Although the so-called “shadow banking” system does represent a risk to financial stability, that risk appears to be low in the short term and, in the long term, it appears to become more significant in other developed markets than it will be in Canada, a new report from Toronto-Dominion Bank’s (TD) economics department suggests.
TD’s (TSX: TD) report explores the financial services firms collectively known as the “shadow banking” sector, which perform the same basic function as traditional banks but outside the regulatory framework. The TD report concludes that “shadow banking does pose a long-term risk to financial stability, but to different extents in different regions.”
In Canada, “the risk is comparatively small,” the TD report says. “If there is a risk, it likely lies in the National Housing Act mortgage-backed securities (MBS) market, which is tied to the broader issue around household debt.”
The TD report says that about 60% of the $700 billion Canadian shadow banking system is comprised of these securities. The rest is “unlikely” to represent a major risk.
“The markets for asset-backed securities, asset-backed commercial paper and money market mutual funds are small and have fallen significantly from their peaks in 2008. Repos and short-term paper have grown in size since the crisis, but these funding instruments are not, in themselves, risky,” the TD report says.
“On its own, shadow banking likely does not have the critical mass to pose a systemic concern in Canada,” the report adds. However, TD also observes that, in reality, the sector isn’t isolated as “broad-based securitization exposes numerous counterparties to the credit risk of originating banks’ mortgage portfolios.” This includes the banks, mortgage insurers and even the federal government, which backstops mortgage insurance and MBS guarantees, it notes.
“Should an unemployment rate or an interest rate shock hit the housing market and lead to a deleveraging episode, the risk is that all of these parties with exposure to the mortgage and MBS markets would be impacted negatively,” the TD report says. “That being said, the probability of a systemic event appears to be small.”
The more significant risks lie elsewhere, The TD report suggests, noting that “shadow banking represents a serious longer-term risk” in the U.S., U.K., and Europe.
“By design, shadow banking entities take advantage of gaps in regulatory oversight,” the TD report says. “In a changing regulatory environment that is focused mostly on the stability of the traditional banks, the concern is whether or not shadow banks will become as large as they once were through another unsustainable build-up of poor-quality assets that led to the 2008-09 financial crisis.”
Although regulators and policy-makers are seeking to address these concerns, it’s likely that the shadow banking industry will be one step ahead of the regulators, the report says.
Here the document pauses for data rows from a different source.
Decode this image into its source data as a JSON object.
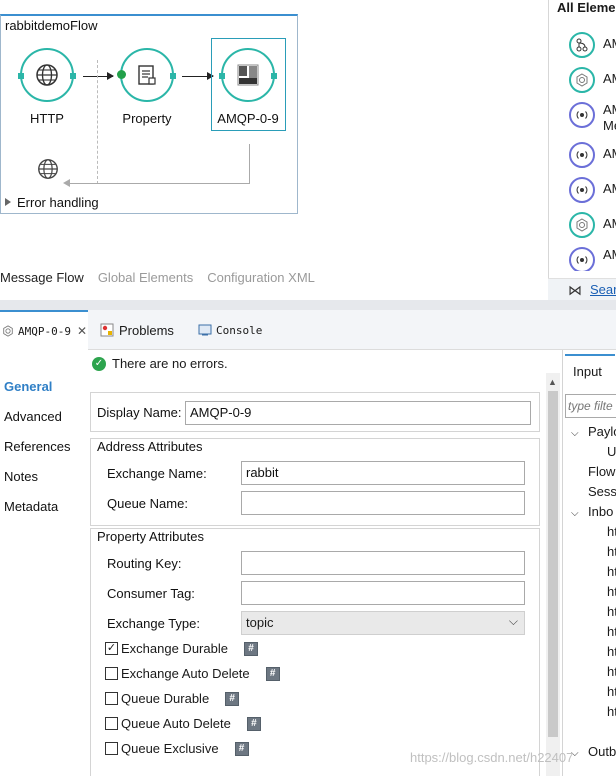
{
  "flow": {
    "title": "rabbitdemoFlow",
    "nodes": [
      {
        "label": "HTTP",
        "icon": "globe-icon"
      },
      {
        "label": "Property",
        "icon": "document-icon"
      },
      {
        "label": "AMQP-0-9",
        "icon": "amqp-icon"
      }
    ],
    "error_handling": "Error handling"
  },
  "editor_tabs": [
    "Message Flow",
    "Global Elements",
    "Configuration XML"
  ],
  "palette": {
    "title": "All Elements",
    "items": [
      {
        "text": "AM",
        "icon": "connector-icon"
      },
      {
        "text": "AM",
        "icon": "gear-icon"
      },
      {
        "text": "AM\nMe",
        "icon": "radio-icon"
      },
      {
        "text": "AM",
        "icon": "radio-icon"
      },
      {
        "text": "AM",
        "icon": "radio-icon"
      },
      {
        "text": "AM",
        "icon": "gear-icon"
      },
      {
        "text": "AM",
        "icon": "radio-icon"
      }
    ],
    "search_link": "Sear"
  },
  "prop_tabs": {
    "active": "AMQP-0-9",
    "problems": "Problems",
    "console": "Console"
  },
  "nav": [
    "General",
    "Advanced",
    "References",
    "Notes",
    "Metadata"
  ],
  "status": "There are no errors.",
  "display_name": {
    "label": "Display Name:",
    "value": "AMQP-0-9"
  },
  "address": {
    "title": "Address Attributes",
    "exchange_name_label": "Exchange Name:",
    "exchange_name_value": "rabbit",
    "queue_name_label": "Queue Name:",
    "queue_name_value": ""
  },
  "property": {
    "title": "Property Attributes",
    "routing_key_label": "Routing Key:",
    "routing_key_value": "",
    "consumer_tag_label": "Consumer Tag:",
    "consumer_tag_value": "",
    "exchange_type_label": "Exchange Type:",
    "exchange_type_value": "topic",
    "checkboxes": [
      {
        "label": "Exchange Durable",
        "checked": true
      },
      {
        "label": "Exchange Auto Delete",
        "checked": false
      },
      {
        "label": "Queue Durable",
        "checked": false
      },
      {
        "label": "Queue Auto Delete",
        "checked": false
      },
      {
        "label": "Queue Exclusive",
        "checked": false
      }
    ],
    "hash_label": "#"
  },
  "input_panel": {
    "tab": "Input",
    "filter_placeholder": "type filte",
    "tree": [
      "Paylo",
      "U",
      "Flow",
      "Sessi",
      "Inbo",
      "ht",
      "ht",
      "ht",
      "ht",
      "ht",
      "ht",
      "ht",
      "ht",
      "ht",
      "ht",
      "Outb"
    ]
  },
  "watermark": "https://blog.csdn.net/h22407"
}
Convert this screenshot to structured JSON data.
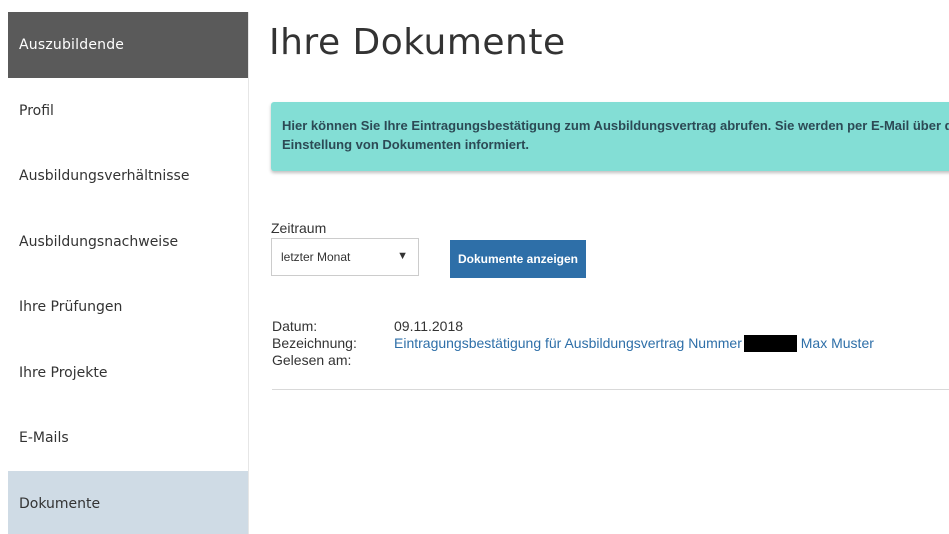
{
  "sidebar": {
    "header": "Auszubildende",
    "items": [
      {
        "label": "Profil"
      },
      {
        "label": "Ausbildungsverhältnisse"
      },
      {
        "label": "Ausbildungsnachweise"
      },
      {
        "label": "Ihre Prüfungen"
      },
      {
        "label": "Ihre Projekte"
      },
      {
        "label": "E-Mails"
      },
      {
        "label": "Dokumente",
        "active": true
      }
    ]
  },
  "main": {
    "title": "Ihre Dokumente",
    "info": "Hier können Sie Ihre Eintragungsbestätigung zum Ausbildungsvertrag abrufen. Sie werden per E-Mail über die Einstellung von Dokumenten informiert.",
    "filter": {
      "label": "Zeitraum",
      "selected": "letzter Monat",
      "button": "Dokumente anzeigen"
    },
    "document": {
      "date_label": "Datum:",
      "date_value": "09.11.2018",
      "name_label": "Bezeichnung:",
      "name_prefix": "Eintragungsbestätigung für Ausbildungsvertrag Nummer",
      "name_suffix": "Max Muster",
      "read_label": "Gelesen am:",
      "read_value": ""
    }
  },
  "colors": {
    "sidebar_header": "#5a5a5a",
    "sidebar_active": "#cfdbe5",
    "info_box": "#83ded5",
    "button": "#2e6fa8",
    "link": "#2e6fa8"
  },
  "icons": {
    "select_caret": "caret-down-icon"
  }
}
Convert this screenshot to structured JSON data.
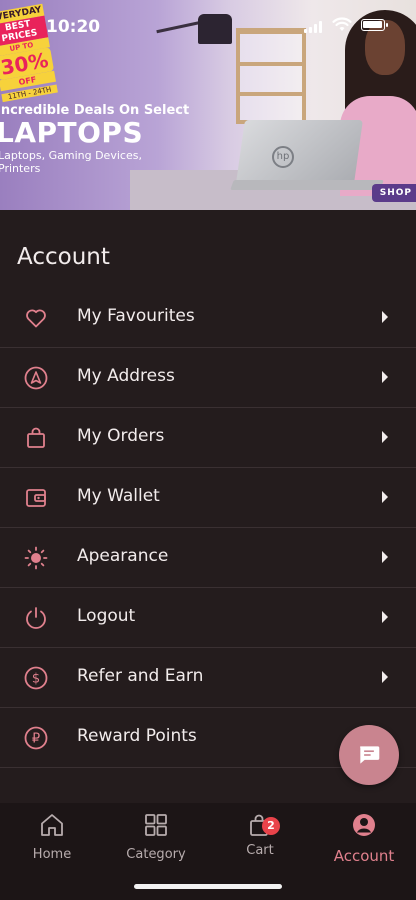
{
  "status_bar": {
    "time": "10:20",
    "battery_percent": 90
  },
  "banner": {
    "badge_top": "EVERYDAY",
    "badge_sub": "BEST PRICES",
    "badge_upto": "UP TO",
    "badge_percent": "30%",
    "badge_off": "OFF",
    "badge_dates": "11TH - 24TH",
    "heading": "Incredible Deals On Select",
    "big_text": "LAPTOPS",
    "sub_line1": "Laptops, Gaming Devices,",
    "sub_line2": "Printers",
    "shop_button": "SHOP",
    "laptop_logo": "hp"
  },
  "account": {
    "title": "Account",
    "items": [
      {
        "label": "My Favourites",
        "icon": "heart-icon"
      },
      {
        "label": "My Address",
        "icon": "navigation-arrow-icon"
      },
      {
        "label": "My Orders",
        "icon": "shopping-bag-icon"
      },
      {
        "label": "My Wallet",
        "icon": "wallet-icon"
      },
      {
        "label": "Apearance",
        "icon": "sun-icon"
      },
      {
        "label": "Logout",
        "icon": "power-icon"
      },
      {
        "label": "Refer and Earn",
        "icon": "dollar-icon"
      },
      {
        "label": "Reward Points",
        "icon": "ruble-icon"
      }
    ]
  },
  "bottom_nav": {
    "items": [
      {
        "label": "Home",
        "icon": "home-icon"
      },
      {
        "label": "Category",
        "icon": "grid-icon"
      },
      {
        "label": "Cart",
        "icon": "cart-bag-icon",
        "badge": "2"
      },
      {
        "label": "Account",
        "icon": "account-icon",
        "active": true
      }
    ]
  },
  "colors": {
    "accent": "#e0808d",
    "background": "#241c1d",
    "fab": "#c9848f"
  }
}
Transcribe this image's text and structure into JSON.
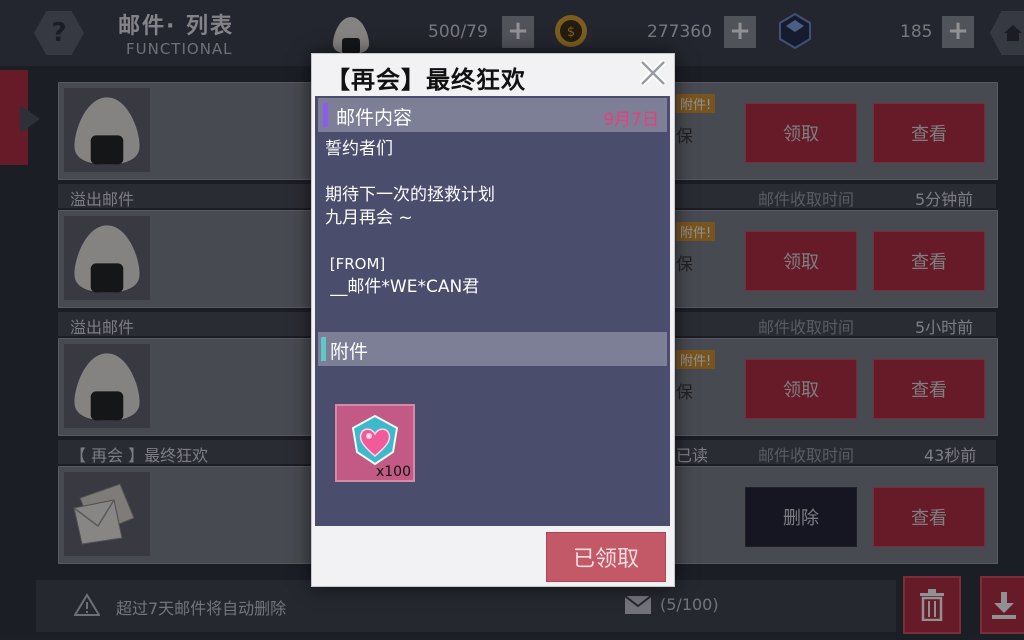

“The most critical challenge associated with shadow banking is being able to predict how they evolve,” the TD report concludes. “The monitoring framework regulators are currently putting in place will hopefully stem some concern, but the risk is right there in the name: you cannot always see what is in the shadows.”